Dolunay performs regularly at Brooklyn venues Barbés and Jalopy, and has been featured at Golden Festival NYC, Maqam Fest NYC, Make Music New York, EEFC Balkan Music and Dance Workshops, the American Folk Art Museum, Boston Balkan Music Night, and Club Passim. They have offered makam and song workshops at Bard College and the Rhody Center for World Music and Dance.


 

Çeşni Trio


Tev Stevig - tanbur, fretless guitar, oud, saz
Michael K. Harrist - contrabass, yayli tanbur, ney
Fabio Pirozzolo - darbuka, bendir, cajon, tombak, armenian dhol



 

The ensemble guides the listener from dove-tailing contemplative melodies to odd-metered tunes that throw caution to the wind. A well placed breath opens the ceiling, an evocative ornament opens the heart.

Stevig and Harrist first met in Istanbul in 2010. Back home in Boston, MA they found themselves playing and studying Ottoman art music together in Orkestra Marhaba. As an idea for a trio began to take hold, the group found a deep kinship with Pirozzolo and Çeşni Trio was born.

A modal music tradition, Türk sanat müziği (Turkish art music) developed in the urban areas of the Ottoman Empire and has a history of over 500 years. The tradition includes a wide range of repertoire, composers, and practitioners. Çeşni Trio draws from this great tradition and the more modern stylings of contemporary musician-composers such as Erkan Oğur, Ross Daly, Murat Aydemir, and Efrén López.
 

TICKETS: Advance Concert Tickets are $20 general admission, $15 for seniors, and $45 for reserved seats, up front.
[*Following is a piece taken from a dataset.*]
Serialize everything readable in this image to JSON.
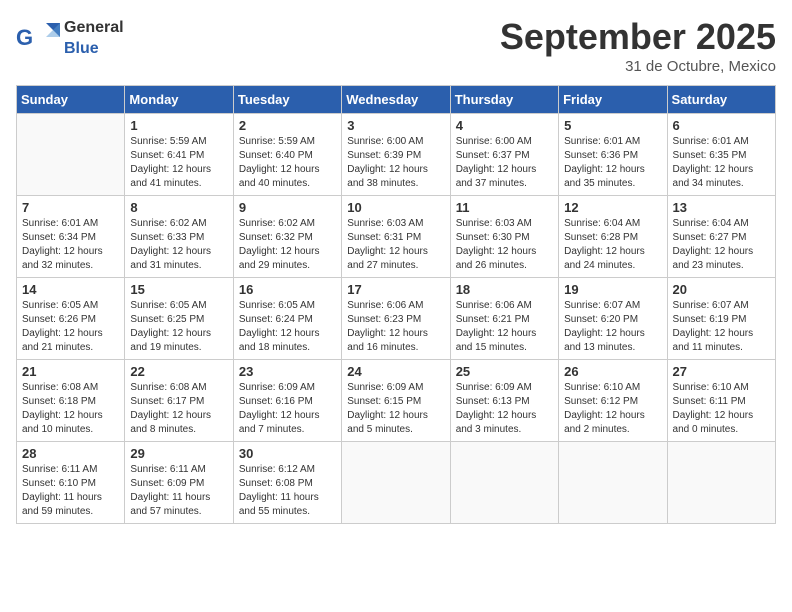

At the door, prices increase by $5 to $25 general admission and $20 for seniors.